Trisha Posted Thu 07th of March, 2013 14:36:11 PM
This is a Dermatopathology lab. We have a (in-house) Mohs surgeon who is part of our department but his Mohs lab has a separate CLIA number who sometimes submits specimens for confirmation of diagnosis or concern of perinerual spread.
How do I know for sure by the details on the ordering requisition when it is appropriate to bill 88305 or 88323 or???? what to bill? I am not sure.
Here are a few scenarios to hopefully help:
Lab receives fresh tissue: below is the order
From mohs req: pt with BCNS and since last visit developed an large painful new tumor, biopsy done today and frozen section diag is BCC. Submitted for: confirmation of diagnosis
Or another patients note:
Orig bx equivocal diag with differential BCC vs poorly differentiated SCC, mohs was done today and BCC was seen, the debulk and stage 1 specimen are submitted in one block to assist with confirming the BCC diagnosis.
What does the Dermpath lab bill for the reading?? 88305..is it an 88323? Neither? All we have is the order like examples above.

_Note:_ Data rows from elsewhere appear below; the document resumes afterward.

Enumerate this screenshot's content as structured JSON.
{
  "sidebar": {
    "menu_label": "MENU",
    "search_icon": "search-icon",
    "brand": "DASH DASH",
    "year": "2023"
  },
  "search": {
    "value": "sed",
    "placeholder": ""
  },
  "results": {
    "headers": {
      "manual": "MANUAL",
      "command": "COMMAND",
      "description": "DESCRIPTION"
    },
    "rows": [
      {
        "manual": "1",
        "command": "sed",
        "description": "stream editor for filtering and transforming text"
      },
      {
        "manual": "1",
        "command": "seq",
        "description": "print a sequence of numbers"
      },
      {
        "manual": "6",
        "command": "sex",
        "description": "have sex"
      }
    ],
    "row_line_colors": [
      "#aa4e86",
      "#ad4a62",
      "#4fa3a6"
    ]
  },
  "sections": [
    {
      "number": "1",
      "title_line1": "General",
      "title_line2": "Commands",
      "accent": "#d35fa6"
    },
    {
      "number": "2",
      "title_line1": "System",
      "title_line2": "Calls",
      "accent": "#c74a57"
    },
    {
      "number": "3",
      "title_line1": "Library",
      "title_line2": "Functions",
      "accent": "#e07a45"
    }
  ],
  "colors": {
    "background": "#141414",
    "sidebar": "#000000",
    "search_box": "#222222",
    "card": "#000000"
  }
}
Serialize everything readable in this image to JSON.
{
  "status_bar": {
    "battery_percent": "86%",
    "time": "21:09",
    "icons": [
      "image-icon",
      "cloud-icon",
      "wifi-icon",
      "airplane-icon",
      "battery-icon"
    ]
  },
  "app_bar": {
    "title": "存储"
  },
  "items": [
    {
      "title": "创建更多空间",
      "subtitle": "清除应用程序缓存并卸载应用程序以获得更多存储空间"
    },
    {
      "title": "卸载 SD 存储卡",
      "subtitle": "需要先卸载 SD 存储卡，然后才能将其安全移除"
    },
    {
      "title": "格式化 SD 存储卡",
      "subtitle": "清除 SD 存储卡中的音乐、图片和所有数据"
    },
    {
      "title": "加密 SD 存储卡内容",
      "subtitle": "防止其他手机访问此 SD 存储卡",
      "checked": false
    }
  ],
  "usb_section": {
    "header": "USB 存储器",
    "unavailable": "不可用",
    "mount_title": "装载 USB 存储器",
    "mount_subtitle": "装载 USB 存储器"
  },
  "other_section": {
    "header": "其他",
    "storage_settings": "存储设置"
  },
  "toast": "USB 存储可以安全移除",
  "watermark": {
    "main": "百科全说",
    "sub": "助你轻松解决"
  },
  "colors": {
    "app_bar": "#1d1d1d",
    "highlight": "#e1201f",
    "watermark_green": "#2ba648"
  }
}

Thank you for any and all guidance you may provide
SuperCoder Answered Tue 12th of March, 2013 12:38:28 PM
You need to consider the following four items to answer your question:
1. You cannot use the outside consultation codes such as 88323 (Consultation and report on referred material requiring preparation of slides), which you asked about. Because you stated that the Mohs surgeon is part of your department, using the codes for consultation on referred slides or material (88321-88325) would not be appropriate under any circumstances.
2. The surgeon should use the Mohs codes 17311-+17315 (Mohs micrographic technique, including removal of all gross tumor, surgical excision of tissue specimens, mapping, color coding of specimens, microscopic examination of specimens by the surgeon, and histopathologic preparation including routine stain[s] [e.g., hematoxylin and eosin, toluidine blue] …) only when he acts as both the surgeon and the pathologist. Based on your description of the situation, the surgeon would be using his own lab in those cases, and the service would not involve your lab billing anything.
3. If the surgeon removes tissue and sends it to your lab, he should bill lesion excision (such as 11643, Excision, malignant lesion including margins, face, ears, eyelids, nose, lips; excised diameter 2.1 to 3.0 cm) not Mohs. And you should bill the appropriate surgical pathology code such as 88305 (Level IV - Surgical pathology, gross and microscopic examination, Skin, other than cyst/tag/debridement/plastic repair) or 88331 (Pathology consultation during surgery; first tissue block, with frozen section[s], single specimen).
4. If the surgeon performs Mohs and sends your lab part of the excised tissue for “confirmation,” you cannot additionally bill a surgical pathology code such as 88305 or 88331. Correct Coding Initiative (CCI) edits are in place to prevent billing both services, which amounts to billing the pathology twice. You can override the edits with modifier 59 (Distinct procedural service) in some circumstances, such as if the surgeon removes a biopsy and requests your diagnosis before performing Mohs. In that case, your 88331 and/or 88305 service is for a biopsy, and the surgeon performs his own pathology on the Mohs excisions.
So in your first example, your lab can bill 88331 and 88305 and the surgeon will bill a biopsy code, because he doesn’t perform Mohs on that date.
In your second example, your lab cannot bill anything, because the surgeon performs the pathology on the Mohs specimen.